In the IBM Notes and Domino Application Development wiki you can learn about the support for internationalization in XPages.

In this post I will describe how you can use the language bean that is part of the XPages Toolkit available in OpenNTF.

Sample application

In this post we will build a simple XPages UI which looks as followed:


In a combo-box you get presented a list with available language options. And based upon your selection values will be collected from a set of property files.

I will include a dropbox link to the sample application.


First: download & install the library. Beside the library there is also a sample application which comes in handy to borrow code from.

Java classes

The following files you will need:


Property files

The property files contain the actual string values. The amount of files depends on the number of languages you want to support. In our case 4: English (default), Swedish, German and Dutch. There will be three types of files: general, contacts and keywords.  That makes 12 (4*3) in total.


Here is what the files could look like. First the general poperties file:

AppTitle=Language Bean
NotAvailable=Not Available
SwitchLanguage=Choose Your Language
Header=Demo Language Bean
SubHeader=Register A Person

Which becomes in Swedish:

AppTitle=Språk Böna
NotAvailable=Inte Tillgänglig
SwitchLanguage=Välj Ditt Språk
Header=Demo Språk Böna
SubHeader=Registrera En person

The contacts properties files:

LastName=Last Name
FirstName=First Name

In German:


And at last the keywords properties file:


Which becomes in Dutch:


The properties files are “registrered” in the language bean via the following method:

public List<String> getPropertyFileNames() {
List<String> propertyFileNames = new ArrayList<String>();
return propertyFileNames;

Layout custom control
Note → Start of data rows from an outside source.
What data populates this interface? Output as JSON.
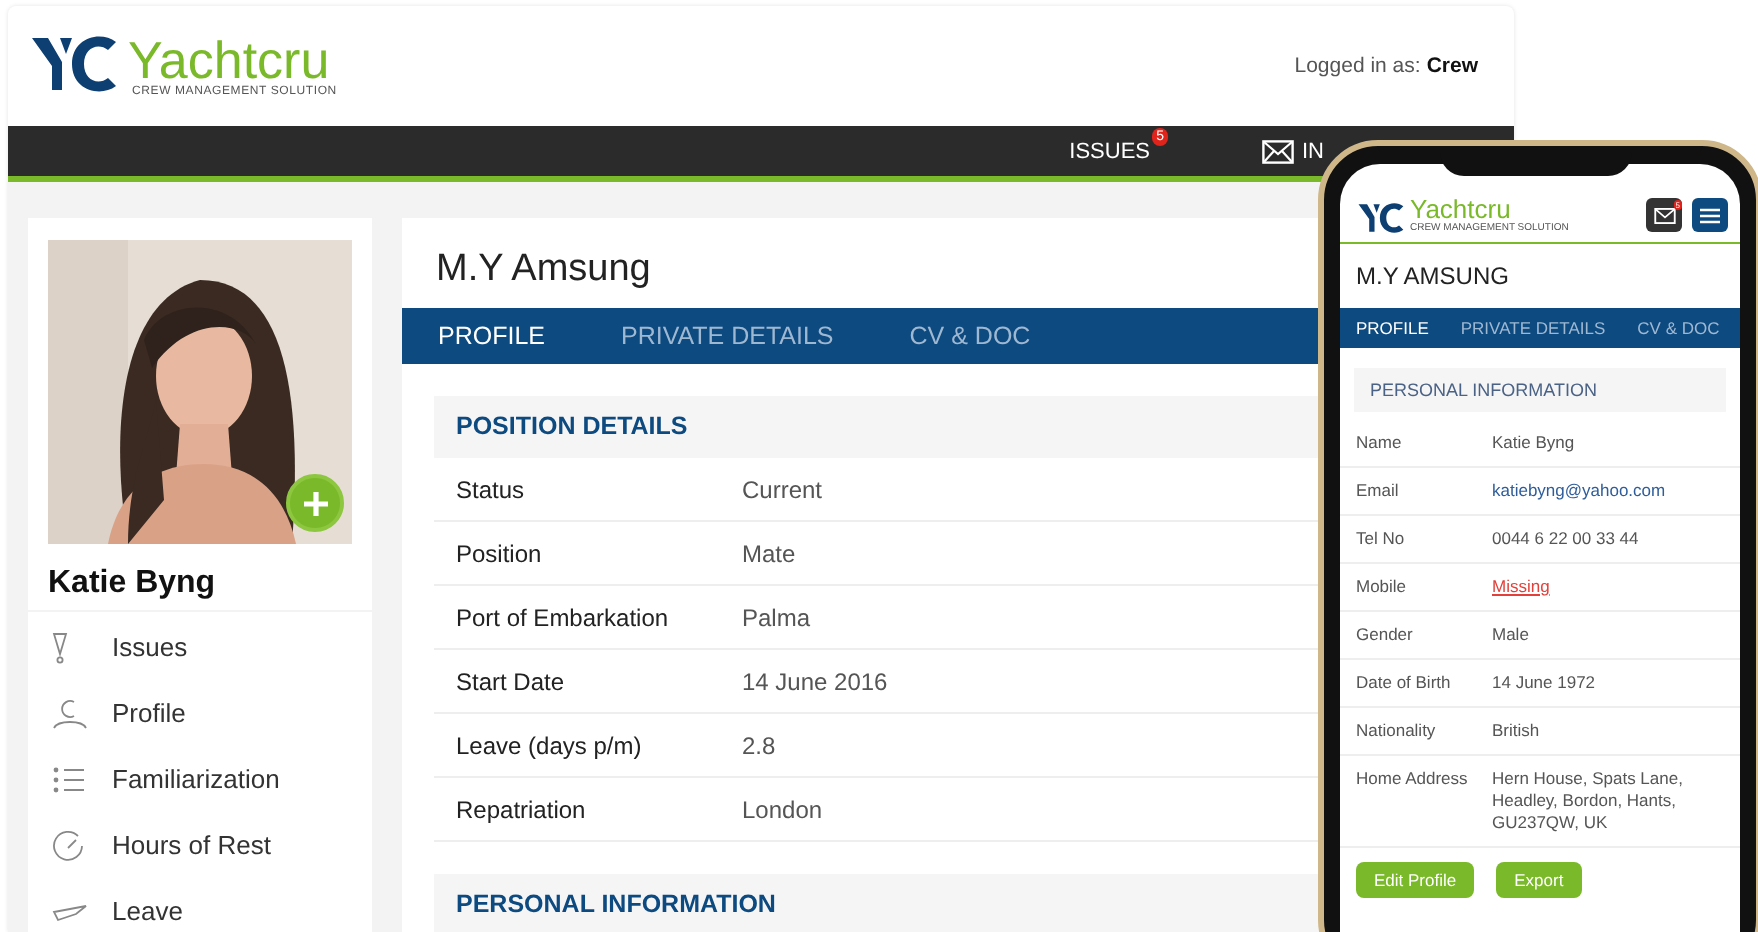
{
  "header": {
    "logo": {
      "name": "Yachtcru",
      "tagline": "CREW MANAGEMENT SOLUTION"
    },
    "login": {
      "label": "Logged in as:",
      "user": "Crew"
    }
  },
  "navbar": {
    "items": [
      {
        "label": "ISSUES",
        "badge": "5",
        "kind": "badge"
      },
      {
        "label": "IN",
        "kind": "mail"
      }
    ]
  },
  "profile": {
    "name": "Katie Byng"
  },
  "sidebar": {
    "items": [
      {
        "label": "Issues",
        "kind": "alert"
      },
      {
        "label": "Profile",
        "kind": "person"
      },
      {
        "label": "Familiarization",
        "kind": "list"
      },
      {
        "label": "Hours of Rest",
        "kind": "clock"
      },
      {
        "label": "Leave",
        "kind": "plane"
      }
    ]
  },
  "vessel": {
    "title": "M.Y Amsung"
  },
  "tabs": [
    {
      "label": "PROFILE",
      "selected": true
    },
    {
      "label": "PRIVATE DETAILS",
      "selected": false
    },
    {
      "label": "CV & DOC",
      "selected": false
    }
  ],
  "sections": [
    {
      "title": "POSITION DETAILS",
      "rows": [
        {
          "label": "Status",
          "value": "Current"
        },
        {
          "label": "Position",
          "value": "Mate"
        },
        {
          "label": "Port of Embarkation",
          "value": "Palma"
        },
        {
          "label": "Start Date",
          "value": "14 June 2016"
        },
        {
          "label": "Leave (days p/m)",
          "value": "2.8"
        },
        {
          "label": "Repatriation",
          "value": "London"
        }
      ]
    },
    {
      "title": "PERSONAL INFORMATION"
    }
  ],
  "phone": {
    "logo": {
      "name": "Yachtcru",
      "tagline": "CREW MANAGEMENT SOLUTION"
    },
    "mail_badge": "5",
    "title": "M.Y AMSUNG",
    "tabs": [
      {
        "label": "PROFILE",
        "selected": true
      },
      {
        "label": "PRIVATE DETAILS",
        "selected": false
      },
      {
        "label": "CV & DOC",
        "selected": false
      }
    ],
    "section_title": "PERSONAL INFORMATION",
    "rows": [
      {
        "label": "Name",
        "value": "Katie Byng",
        "kind": "text"
      },
      {
        "label": "Email",
        "value": "katiebyng@yahoo.com",
        "kind": "link"
      },
      {
        "label": "Tel No",
        "value": "0044 6 22 00 33 44",
        "kind": "text"
      },
      {
        "label": "Mobile",
        "value": "Missing",
        "kind": "warning"
      },
      {
        "label": "Gender",
        "value": "Male",
        "kind": "text"
      },
      {
        "label": "Date of Birth",
        "value": "14 June 1972",
        "kind": "text"
      },
      {
        "label": "Nationality",
        "value": "British",
        "kind": "text"
      },
      {
        "label": "Home Address",
        "value": "Hern House, Spats Lane, Headley, Bordon, Hants, GU237QW, UK",
        "kind": "text"
      }
    ],
    "buttons": [
      "Edit Profile",
      "Export"
    ]
  }
}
My demo app contains 2 pages which demonstrates the 2 options you have with the toolkit: use the language bean or the toolkit @formula.

<?xml version=”1.0″ encoding=”UTF-8″?>
<xp:view xmlns:xp=”; xmlns:xe=””&gt;
<xe:applicationLayout id=”applicationLayout1″><xp:this.facets>
<xp:panel xp:key=”LeftColumn”>
<xe:navigator id=”navigator1″>
<xe:pageTreeNode page=”/bean.xsp”>
<xe:pageTreeNode page=”/formula.xsp”>
<xp:callback facetName=”facet_1″ id=”callback1″></xp:callback>
<xe:simpleResponsiveConfiguration navbarText=”Language Bean”
label=”Kwintessential Notes” title=”Visit My Site”>
label=”XPages Toolkit” title=”Visit Project on OpenNTF”>

Bean XPage

I will spare you the  complete code for the Bean page. Check the download if you want the complete code.  The principle is simple. You collect the value via the following pattern

xptI18NBean.getValue(“[properties file].[key]”)

That could become something like:


Switching language

In order to switch language a combobox control is presented with the following code:

<xp:comboBox id=”cbSwitchLanguage” defaultValue=”#{javascript:xptI18NBean.getCurrentLanguage()}”>
<xp:eventHandler event=”onchange” submit=”true” refreshMode=”complete”>
<![CDATA[#{javascript:var sv = getComponent(“cbSwitchLanguage”).getValue()
if(sv != null && sv != “”) {
var locSet:Locale = new Locale(sv);

Language options

The getAllLanguages method in the language bean “registers” the available language options:

public List<String> getAllLanguages() {
List<String> languages = new ArrayList<String>();
return languages;

That is basically it!

Formula XPage

This page differs from the Bean page in the way it accesses the property files. It uses a formula which is defined in the XPages Toolkit library.

The formula follows the following pattern:

@XPTLanguageValue(“[properties file].[keyword]”)

Which could become something like:



A sample application for download is available under the following URL.


I am curious what method you use to make your applications available in multiple languages. Please drop a line how you have solved it.

I found the language bean in the XPages Toolkit very intuitive and easy to use. At least in some cases it solves the problem nice and quickly so my thanks go out to it’s project members.